[Exercise material — start]
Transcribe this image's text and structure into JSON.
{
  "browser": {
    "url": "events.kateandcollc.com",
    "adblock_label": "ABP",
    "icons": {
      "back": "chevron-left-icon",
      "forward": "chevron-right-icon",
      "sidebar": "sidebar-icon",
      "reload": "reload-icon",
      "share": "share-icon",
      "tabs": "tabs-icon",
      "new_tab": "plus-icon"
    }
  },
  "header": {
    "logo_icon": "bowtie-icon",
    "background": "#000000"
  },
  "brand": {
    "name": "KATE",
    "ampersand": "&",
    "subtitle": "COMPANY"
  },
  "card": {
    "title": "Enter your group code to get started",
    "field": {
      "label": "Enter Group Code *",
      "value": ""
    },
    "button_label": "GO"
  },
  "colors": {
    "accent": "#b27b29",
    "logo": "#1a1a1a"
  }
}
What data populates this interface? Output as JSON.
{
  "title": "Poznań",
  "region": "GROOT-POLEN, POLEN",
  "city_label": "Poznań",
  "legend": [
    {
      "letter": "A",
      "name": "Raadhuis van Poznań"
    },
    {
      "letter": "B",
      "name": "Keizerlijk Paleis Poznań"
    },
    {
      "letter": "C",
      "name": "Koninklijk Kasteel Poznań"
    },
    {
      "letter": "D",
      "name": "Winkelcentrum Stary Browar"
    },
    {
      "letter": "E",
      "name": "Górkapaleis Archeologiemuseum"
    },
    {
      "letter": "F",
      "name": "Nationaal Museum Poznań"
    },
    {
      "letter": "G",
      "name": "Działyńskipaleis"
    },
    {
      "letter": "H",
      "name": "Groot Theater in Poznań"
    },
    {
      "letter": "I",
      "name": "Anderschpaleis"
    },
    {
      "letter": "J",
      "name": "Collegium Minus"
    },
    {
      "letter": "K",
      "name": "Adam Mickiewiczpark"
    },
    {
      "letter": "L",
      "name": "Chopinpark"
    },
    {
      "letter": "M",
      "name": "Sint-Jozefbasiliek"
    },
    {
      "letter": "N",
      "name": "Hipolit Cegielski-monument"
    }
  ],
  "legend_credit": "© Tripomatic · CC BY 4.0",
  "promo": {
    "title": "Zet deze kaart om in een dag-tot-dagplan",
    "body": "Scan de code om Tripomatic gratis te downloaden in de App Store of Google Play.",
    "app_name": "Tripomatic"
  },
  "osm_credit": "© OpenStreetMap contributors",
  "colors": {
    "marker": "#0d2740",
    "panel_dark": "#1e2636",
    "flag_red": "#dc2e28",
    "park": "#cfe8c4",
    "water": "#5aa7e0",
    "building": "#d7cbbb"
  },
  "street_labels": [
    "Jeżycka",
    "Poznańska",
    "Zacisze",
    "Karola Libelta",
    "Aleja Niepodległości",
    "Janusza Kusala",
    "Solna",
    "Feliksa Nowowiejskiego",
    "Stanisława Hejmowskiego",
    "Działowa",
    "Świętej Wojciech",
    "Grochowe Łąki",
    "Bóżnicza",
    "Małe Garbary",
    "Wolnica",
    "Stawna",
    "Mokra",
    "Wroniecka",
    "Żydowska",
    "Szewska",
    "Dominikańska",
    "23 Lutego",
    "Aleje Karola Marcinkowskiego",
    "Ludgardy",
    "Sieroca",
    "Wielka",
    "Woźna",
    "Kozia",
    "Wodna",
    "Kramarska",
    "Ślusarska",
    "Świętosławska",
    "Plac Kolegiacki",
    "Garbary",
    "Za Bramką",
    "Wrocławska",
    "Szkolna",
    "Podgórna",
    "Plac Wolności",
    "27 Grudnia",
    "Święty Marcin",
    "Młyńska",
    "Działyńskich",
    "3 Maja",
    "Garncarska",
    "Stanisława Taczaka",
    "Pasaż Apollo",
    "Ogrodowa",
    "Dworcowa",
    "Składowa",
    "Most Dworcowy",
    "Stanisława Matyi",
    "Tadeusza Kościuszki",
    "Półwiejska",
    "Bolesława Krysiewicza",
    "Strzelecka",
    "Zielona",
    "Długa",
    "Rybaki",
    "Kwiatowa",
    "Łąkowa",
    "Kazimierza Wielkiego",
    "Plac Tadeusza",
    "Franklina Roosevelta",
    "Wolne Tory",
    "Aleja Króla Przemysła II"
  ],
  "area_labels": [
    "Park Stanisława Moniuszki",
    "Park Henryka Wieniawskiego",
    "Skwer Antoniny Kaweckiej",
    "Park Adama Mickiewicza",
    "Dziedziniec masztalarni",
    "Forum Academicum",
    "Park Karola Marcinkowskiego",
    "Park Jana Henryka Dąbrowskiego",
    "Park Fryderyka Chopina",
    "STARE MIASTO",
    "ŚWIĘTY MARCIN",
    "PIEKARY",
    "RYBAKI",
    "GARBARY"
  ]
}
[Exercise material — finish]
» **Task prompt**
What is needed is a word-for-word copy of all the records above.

» **Task solution**
Transcribe this image's text and structure into JSON.
{
  "browser": {
    "url": "events.kateandcollc.com",
    "adblock_label": "ABP",
    "icons": {
      "back": "chevron-left-icon",
      "forward": "chevron-right-icon",
      "sidebar": "sidebar-icon",
      "reload": "reload-icon",
      "share": "share-icon",
      "tabs": "tabs-icon",
      "new_tab": "plus-icon"
    }
  },
  "header": {
    "logo_icon": "bowtie-icon",
    "background": "#000000"
  },
  "brand": {
    "name": "KATE",
    "ampersand": "&",
    "subtitle": "COMPANY"
  },
  "card": {
    "title": "Enter your group code to get started",
    "field": {
      "label": "Enter Group Code *",
      "value": ""
    },
    "button_label": "GO"
  },
  "colors": {
    "accent": "#b27b29",
    "logo": "#1a1a1a"
  }
}
What data populates this interface? Output as JSON.
{
  "title": "Poznań",
  "region": "GROOT-POLEN, POLEN",
  "city_label": "Poznań",
  "legend": [
    {
      "letter": "A",
      "name": "Raadhuis van Poznań"
    },
    {
      "letter": "B",
      "name": "Keizerlijk Paleis Poznań"
    },
    {
      "letter": "C",
      "name": "Koninklijk Kasteel Poznań"
    },
    {
      "letter": "D",
      "name": "Winkelcentrum Stary Browar"
    },
    {
      "letter": "E",
      "name": "Górkapaleis Archeologiemuseum"
    },
    {
      "letter": "F",
      "name": "Nationaal Museum Poznań"
    },
    {
      "letter": "G",
      "name": "Działyńskipaleis"
    },
    {
      "letter": "H",
      "name": "Groot Theater in Poznań"
    },
    {
      "letter": "I",
      "name": "Anderschpaleis"
    },
    {
      "letter": "J",
      "name": "Collegium Minus"
    },
    {
      "letter": "K",
      "name": "Adam Mickiewiczpark"
    },
    {
      "letter": "L",
      "name": "Chopinpark"
    },
    {
      "letter": "M",
      "name": "Sint-Jozefbasiliek"
    },
    {
      "letter": "N",
      "name": "Hipolit Cegielski-monument"
    }
  ],
  "legend_credit": "© Tripomatic · CC BY 4.0",
  "promo": {
    "title": "Zet deze kaart om in een dag-tot-dagplan",
    "body": "Scan de code om Tripomatic gratis te downloaden in de App Store of Google Play.",
    "app_name": "Tripomatic"
  },
  "osm_credit": "© OpenStreetMap contributors",
  "colors": {
    "marker": "#0d2740",
    "panel_dark": "#1e2636",
    "flag_red": "#dc2e28",
    "park": "#cfe8c4",
    "water": "#5aa7e0",
    "building": "#d7cbbb"
  },
  "street_labels": [
    "Jeżycka",
    "Poznańska",
    "Zacisze",
    "Karola Libelta",
    "Aleja Niepodległości",
    "Janusza Kusala",
    "Solna",
    "Feliksa Nowowiejskiego",
    "Stanisława Hejmowskiego",
    "Działowa",
    "Świętej Wojciech",
    "Grochowe Łąki",
    "Bóżnicza",
    "Małe Garbary",
    "Wolnica",
    "Stawna",
    "Mokra",
    "Wroniecka",
    "Żydowska",
    "Szewska",
    "Dominikańska",
    "23 Lutego",
    "Aleje Karola Marcinkowskiego",
    "Ludgardy",
    "Sieroca",
    "Wielka",
    "Woźna",
    "Kozia",
    "Wodna",
    "Kramarska",
    "Ślusarska",
    "Świętosławska",
    "Plac Kolegiacki",
    "Garbary",
    "Za Bramką",
    "Wrocławska",
    "Szkolna",
    "Podgórna",
    "Plac Wolności",
    "27 Grudnia",
    "Święty Marcin",
    "Młyńska",
    "Działyńskich",
    "3 Maja",
    "Garncarska",
    "Stanisława Taczaka",
    "Pasaż Apollo",
    "Ogrodowa",
    "Dworcowa",
    "Składowa",
    "Most Dworcowy",
    "Stanisława Matyi",
    "Tadeusza Kościuszki",
    "Półwiejska",
    "Bolesława Krysiewicza",
    "Strzelecka",
    "Zielona",
    "Długa",
    "Rybaki",
    "Kwiatowa",
    "Łąkowa",
    "Kazimierza Wielkiego",
    "Plac Tadeusza",
    "Franklina Roosevelta",
    "Wolne Tory",
    "Aleja Króla Przemysła II"
  ],
  "area_labels": [
    "Park Stanisława Moniuszki",
    "Park Henryka Wieniawskiego",
    "Skwer Antoniny Kaweckiej",
    "Park Adama Mickiewicza",
    "Dziedziniec masztalarni",
    "Forum Academicum",
    "Park Karola Marcinkowskiego",
    "Park Jana Henryka Dąbrowskiego",
    "Park Fryderyka Chopina",
    "STARE MIASTO",
    "ŚWIĘTY MARCIN",
    "PIEKARY",
    "RYBAKI",
    "GARBARY"
  ]
}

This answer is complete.